- [SUPPLIED DATA]:
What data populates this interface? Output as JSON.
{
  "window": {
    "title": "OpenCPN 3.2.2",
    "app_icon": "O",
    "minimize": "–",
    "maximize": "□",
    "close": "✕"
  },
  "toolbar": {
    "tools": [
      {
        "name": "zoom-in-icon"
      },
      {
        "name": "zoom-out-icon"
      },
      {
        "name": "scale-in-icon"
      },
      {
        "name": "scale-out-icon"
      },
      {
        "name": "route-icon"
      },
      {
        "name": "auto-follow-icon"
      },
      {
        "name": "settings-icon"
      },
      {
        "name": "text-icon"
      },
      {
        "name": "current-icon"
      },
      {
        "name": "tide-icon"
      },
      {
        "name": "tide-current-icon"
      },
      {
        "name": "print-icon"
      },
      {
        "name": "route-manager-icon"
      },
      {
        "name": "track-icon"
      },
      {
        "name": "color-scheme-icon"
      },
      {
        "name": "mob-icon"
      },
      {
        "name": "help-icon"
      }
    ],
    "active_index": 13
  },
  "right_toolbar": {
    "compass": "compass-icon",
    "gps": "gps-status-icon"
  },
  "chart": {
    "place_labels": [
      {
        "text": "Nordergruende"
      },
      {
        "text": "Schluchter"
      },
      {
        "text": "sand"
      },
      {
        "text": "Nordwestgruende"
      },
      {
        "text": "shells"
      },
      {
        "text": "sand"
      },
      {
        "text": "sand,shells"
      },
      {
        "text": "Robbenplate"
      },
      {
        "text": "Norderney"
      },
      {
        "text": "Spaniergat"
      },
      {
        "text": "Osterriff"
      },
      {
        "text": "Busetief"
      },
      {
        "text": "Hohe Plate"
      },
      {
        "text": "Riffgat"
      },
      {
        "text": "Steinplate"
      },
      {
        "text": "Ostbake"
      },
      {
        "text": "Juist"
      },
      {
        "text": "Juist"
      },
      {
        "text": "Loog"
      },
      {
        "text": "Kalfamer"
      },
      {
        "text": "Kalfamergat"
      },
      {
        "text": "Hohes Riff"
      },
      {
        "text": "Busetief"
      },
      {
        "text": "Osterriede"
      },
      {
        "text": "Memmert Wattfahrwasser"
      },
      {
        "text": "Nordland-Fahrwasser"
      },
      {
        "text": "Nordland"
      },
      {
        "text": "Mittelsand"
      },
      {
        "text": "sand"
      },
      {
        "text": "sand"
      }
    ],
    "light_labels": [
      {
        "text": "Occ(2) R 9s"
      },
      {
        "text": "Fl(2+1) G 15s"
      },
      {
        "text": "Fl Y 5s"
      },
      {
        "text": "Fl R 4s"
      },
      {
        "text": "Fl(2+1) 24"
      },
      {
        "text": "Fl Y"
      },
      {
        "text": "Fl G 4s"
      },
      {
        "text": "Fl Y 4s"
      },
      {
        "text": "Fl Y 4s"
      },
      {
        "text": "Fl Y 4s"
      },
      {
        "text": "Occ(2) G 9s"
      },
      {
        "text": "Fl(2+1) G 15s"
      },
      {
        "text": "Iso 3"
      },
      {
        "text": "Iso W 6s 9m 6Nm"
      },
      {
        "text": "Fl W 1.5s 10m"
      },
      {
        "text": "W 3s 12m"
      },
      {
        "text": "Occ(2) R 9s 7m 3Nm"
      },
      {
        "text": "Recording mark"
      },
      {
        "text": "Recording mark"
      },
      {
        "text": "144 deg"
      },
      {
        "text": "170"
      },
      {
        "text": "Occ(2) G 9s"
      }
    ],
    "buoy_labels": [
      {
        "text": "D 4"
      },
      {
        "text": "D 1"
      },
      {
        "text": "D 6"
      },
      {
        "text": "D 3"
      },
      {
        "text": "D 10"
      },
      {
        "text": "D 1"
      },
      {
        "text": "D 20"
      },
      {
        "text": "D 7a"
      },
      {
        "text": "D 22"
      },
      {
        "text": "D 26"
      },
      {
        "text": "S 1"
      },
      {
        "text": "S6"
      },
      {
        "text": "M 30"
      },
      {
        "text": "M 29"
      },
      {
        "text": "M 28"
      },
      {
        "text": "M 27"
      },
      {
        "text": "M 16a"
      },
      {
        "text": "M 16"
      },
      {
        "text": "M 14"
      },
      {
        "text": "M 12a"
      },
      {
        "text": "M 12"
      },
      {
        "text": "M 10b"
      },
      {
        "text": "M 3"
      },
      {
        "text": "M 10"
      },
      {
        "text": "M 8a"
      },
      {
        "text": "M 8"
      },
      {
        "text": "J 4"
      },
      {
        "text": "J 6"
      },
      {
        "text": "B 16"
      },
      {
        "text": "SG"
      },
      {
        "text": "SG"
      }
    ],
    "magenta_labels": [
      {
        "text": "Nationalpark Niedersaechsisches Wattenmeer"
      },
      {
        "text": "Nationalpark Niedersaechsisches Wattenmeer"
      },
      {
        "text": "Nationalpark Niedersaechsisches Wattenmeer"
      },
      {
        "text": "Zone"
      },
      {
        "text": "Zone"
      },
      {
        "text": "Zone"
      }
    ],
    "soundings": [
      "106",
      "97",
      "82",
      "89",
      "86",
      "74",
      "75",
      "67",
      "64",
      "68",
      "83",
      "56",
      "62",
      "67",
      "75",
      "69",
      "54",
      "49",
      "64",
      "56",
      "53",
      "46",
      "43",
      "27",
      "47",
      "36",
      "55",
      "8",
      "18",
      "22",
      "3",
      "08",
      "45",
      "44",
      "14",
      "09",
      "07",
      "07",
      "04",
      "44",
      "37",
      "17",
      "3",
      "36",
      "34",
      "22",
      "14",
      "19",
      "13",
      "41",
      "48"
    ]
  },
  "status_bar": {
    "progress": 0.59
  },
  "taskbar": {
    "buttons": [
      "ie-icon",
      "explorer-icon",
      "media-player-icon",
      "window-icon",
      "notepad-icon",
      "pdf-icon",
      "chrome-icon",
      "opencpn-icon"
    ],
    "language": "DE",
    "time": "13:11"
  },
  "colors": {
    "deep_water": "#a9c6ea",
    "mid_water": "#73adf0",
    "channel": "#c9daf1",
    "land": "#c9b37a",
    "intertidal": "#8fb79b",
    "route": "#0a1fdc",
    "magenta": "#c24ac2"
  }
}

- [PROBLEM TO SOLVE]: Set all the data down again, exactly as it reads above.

- [RESPONSE AREA]:
What data populates this interface? Output as JSON.
{
  "window": {
    "title": "OpenCPN 3.2.2",
    "app_icon": "O",
    "minimize": "–",
    "maximize": "□",
    "close": "✕"
  },
  "toolbar": {
    "tools": [
      {
        "name": "zoom-in-icon"
      },
      {
        "name": "zoom-out-icon"
      },
      {
        "name": "scale-in-icon"
      },
      {
        "name": "scale-out-icon"
      },
      {
        "name": "route-icon"
      },
      {
        "name": "auto-follow-icon"
      },
      {
        "name": "settings-icon"
      },
      {
        "name": "text-icon"
      },
      {
        "name": "current-icon"
      },
      {
        "name": "tide-icon"
      },
      {
        "name": "tide-current-icon"
      },
      {
        "name": "print-icon"
      },
      {
        "name": "route-manager-icon"
      },
      {
        "name": "track-icon"
      },
      {
        "name": "color-scheme-icon"
      },
      {
        "name": "mob-icon"
      },
      {
        "name": "help-icon"
      }
    ],
    "active_index": 13
  },
  "right_toolbar": {
    "compass": "compass-icon",
    "gps": "gps-status-icon"
  },
  "chart": {
    "place_labels": [
      {
        "text": "Nordergruende"
      },
      {
        "text": "Schluchter"
      },
      {
        "text": "sand"
      },
      {
        "text": "Nordwestgruende"
      },
      {
        "text": "shells"
      },
      {
        "text": "sand"
      },
      {
        "text": "sand,shells"
      },
      {
        "text": "Robbenplate"
      },
      {
        "text": "Norderney"
      },
      {
        "text": "Spaniergat"
      },
      {
        "text": "Osterriff"
      },
      {
        "text": "Busetief"
      },
      {
        "text": "Hohe Plate"
      },
      {
        "text": "Riffgat"
      },
      {
        "text": "Steinplate"
      },
      {
        "text": "Ostbake"
      },
      {
        "text": "Juist"
      },
      {
        "text": "Juist"
      },
      {
        "text": "Loog"
      },
      {
        "text": "Kalfamer"
      },
      {
        "text": "Kalfamergat"
      },
      {
        "text": "Hohes Riff"
      },
      {
        "text": "Busetief"
      },
      {
        "text": "Osterriede"
      },
      {
        "text": "Memmert Wattfahrwasser"
      },
      {
        "text": "Nordland-Fahrwasser"
      },
      {
        "text": "Nordland"
      },
      {
        "text": "Mittelsand"
      },
      {
        "text": "sand"
      },
      {
        "text": "sand"
      }
    ],
    "light_labels": [
      {
        "text": "Occ(2) R 9s"
      },
      {
        "text": "Fl(2+1) G 15s"
      },
      {
        "text": "Fl Y 5s"
      },
      {
        "text": "Fl R 4s"
      },
      {
        "text": "Fl(2+1) 24"
      },
      {
        "text": "Fl Y"
      },
      {
        "text": "Fl G 4s"
      },
      {
        "text": "Fl Y 4s"
      },
      {
        "text": "Fl Y 4s"
      },
      {
        "text": "Fl Y 4s"
      },
      {
        "text": "Occ(2) G 9s"
      },
      {
        "text": "Fl(2+1) G 15s"
      },
      {
        "text": "Iso 3"
      },
      {
        "text": "Iso W 6s 9m 6Nm"
      },
      {
        "text": "Fl W 1.5s 10m"
      },
      {
        "text": "W 3s 12m"
      },
      {
        "text": "Occ(2) R 9s 7m 3Nm"
      },
      {
        "text": "Recording mark"
      },
      {
        "text": "Recording mark"
      },
      {
        "text": "144 deg"
      },
      {
        "text": "170"
      },
      {
        "text": "Occ(2) G 9s"
      }
    ],
    "buoy_labels": [
      {
        "text": "D 4"
      },
      {
        "text": "D 1"
      },
      {
        "text": "D 6"
      },
      {
        "text": "D 3"
      },
      {
        "text": "D 10"
      },
      {
        "text": "D 1"
      },
      {
        "text": "D 20"
      },
      {
        "text": "D 7a"
      },
      {
        "text": "D 22"
      },
      {
        "text": "D 26"
      },
      {
        "text": "S 1"
      },
      {
        "text": "S6"
      },
      {
        "text": "M 30"
      },
      {
        "text": "M 29"
      },
      {
        "text": "M 28"
      },
      {
        "text": "M 27"
      },
      {
        "text": "M 16a"
      },
      {
        "text": "M 16"
      },
      {
        "text": "M 14"
      },
      {
        "text": "M 12a"
      },
      {
        "text": "M 12"
      },
      {
        "text": "M 10b"
      },
      {
        "text": "M 3"
      },
      {
        "text": "M 10"
      },
      {
        "text": "M 8a"
      },
      {
        "text": "M 8"
      },
      {
        "text": "J 4"
      },
      {
        "text": "J 6"
      },
      {
        "text": "B 16"
      },
      {
        "text": "SG"
      },
      {
        "text": "SG"
      }
    ],
    "magenta_labels": [
      {
        "text": "Nationalpark Niedersaechsisches Wattenmeer"
      },
      {
        "text": "Nationalpark Niedersaechsisches Wattenmeer"
      },
      {
        "text": "Nationalpark Niedersaechsisches Wattenmeer"
      },
      {
        "text": "Zone"
      },
      {
        "text": "Zone"
      },
      {
        "text": "Zone"
      }
    ],
    "soundings": [
      "106",
      "97",
      "82",
      "89",
      "86",
      "74",
      "75",
      "67",
      "64",
      "68",
      "83",
      "56",
      "62",
      "67",
      "75",
      "69",
      "54",
      "49",
      "64",
      "56",
      "53",
      "46",
      "43",
      "27",
      "47",
      "36",
      "55",
      "8",
      "18",
      "22",
      "3",
      "08",
      "45",
      "44",
      "14",
      "09",
      "07",
      "07",
      "04",
      "44",
      "37",
      "17",
      "3",
      "36",
      "34",
      "22",
      "14",
      "19",
      "13",
      "41",
      "48"
    ]
  },
  "status_bar": {
    "progress": 0.59
  },
  "taskbar": {
    "buttons": [
      "ie-icon",
      "explorer-icon",
      "media-player-icon",
      "window-icon",
      "notepad-icon",
      "pdf-icon",
      "chrome-icon",
      "opencpn-icon"
    ],
    "language": "DE",
    "time": "13:11"
  },
  "colors": {
    "deep_water": "#a9c6ea",
    "mid_water": "#73adf0",
    "channel": "#c9daf1",
    "land": "#c9b37a",
    "intertidal": "#8fb79b",
    "route": "#0a1fdc",
    "magenta": "#c24ac2"
  }
}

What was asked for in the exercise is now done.